That has made Marseille a magnet for data-center operations—where data and application providers can "put platforms in a safe environment in terms of legal and financial environments like Europe and particularly the European Union and at the same time be connected to 46 countries directly with a very low latency," Coquio explained. "Basically, in the last 15 years, we have [cut] the cost of a submarine cable to a [10th of what it was] and multiplied the capacity by 50."

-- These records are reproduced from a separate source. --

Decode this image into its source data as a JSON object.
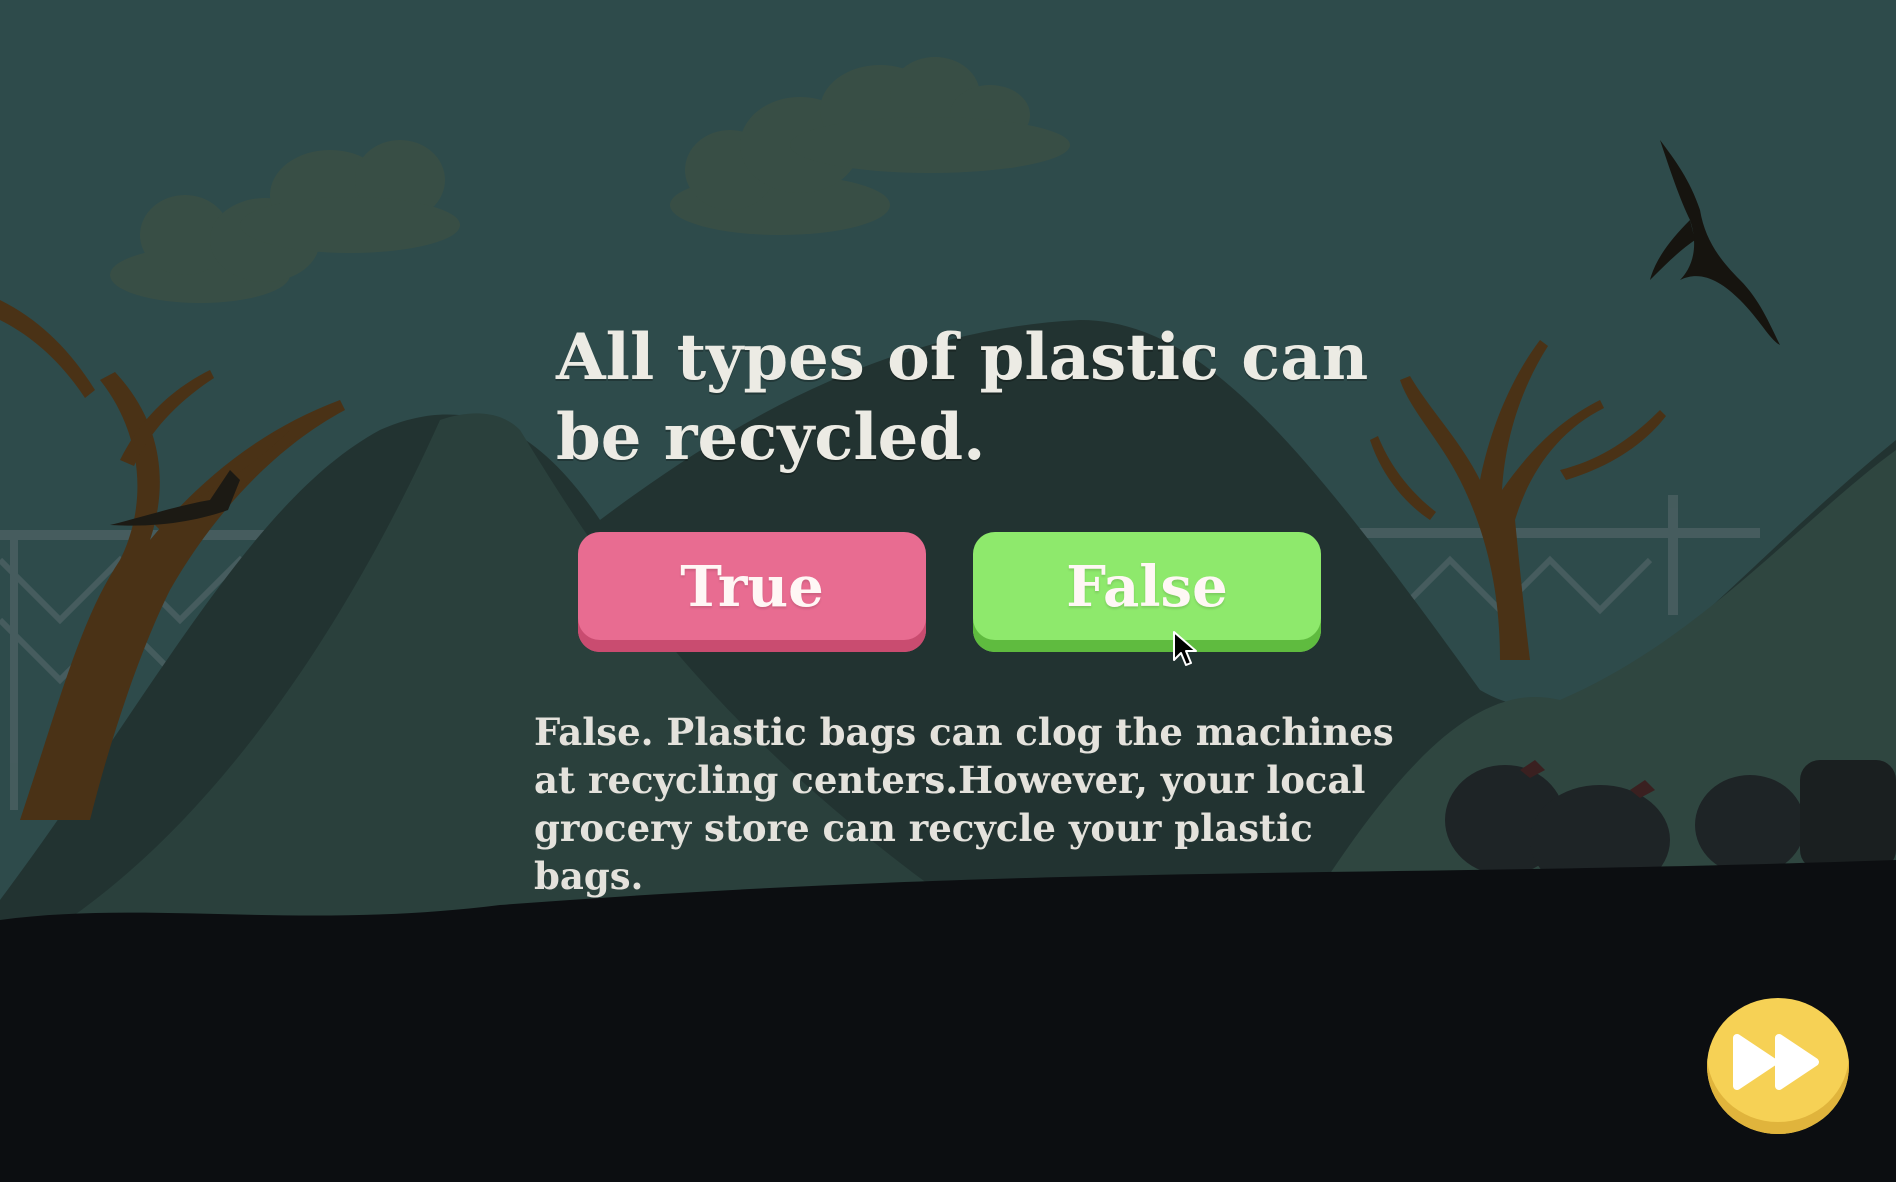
{
  "quiz": {
    "question": "All types of plastic can be recycled.",
    "options": [
      {
        "label": "True",
        "color": "#e86c91"
      },
      {
        "label": "False",
        "color": "#8ee96c"
      }
    ],
    "explanation": "False. Plastic bags can clog the machines at recycling centers.However, your local grocery store can recycle your plastic bags."
  },
  "controls": {
    "skip_icon": "fast-forward-icon",
    "skip_color": "#f6d155"
  },
  "scene": {
    "sky_color": "#2e4b4b",
    "ground_color": "#0c0e11"
  }
}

As a result of this transformation of the Internet world and the corresponding rise of Marseille as a digital content center for the world, demand for co-location space has driven Interxion to undertake an interesting construction project: the conversion of a former Nazi submarine base into a seaside data center.
Pretty cool in a Bond-villian-evil-lair sort of way. But it has a way to go for top spot in that category:
In an underground bunker 100 feet beneath Stockholm lies a unique facility operated by the Swedish ISP Bahnhof. It’s become known as the “James Bond Villain Data Center” after it was featured on the Pingdom web site last year. Dean Nelson of Data Center Pulse recently got a tour of the data center from Bahnhof CEO Jon Karlung, who provided a look at the many unusual features of the facility, a former military bunker designed to withstand a hydrogen bomb blast. Karlung has said he drew his inspiration for many of the center’s flourishes from James Bond villains (especially Ernst Blofeld), hence the waterfalls, greenhouse-style NOC, glass-enclosed conference room “floating” above the colocation floor, and blue-lit diesel engines (supposedly used in German submarines).
But the Marseille one has "low latency", doesn't it?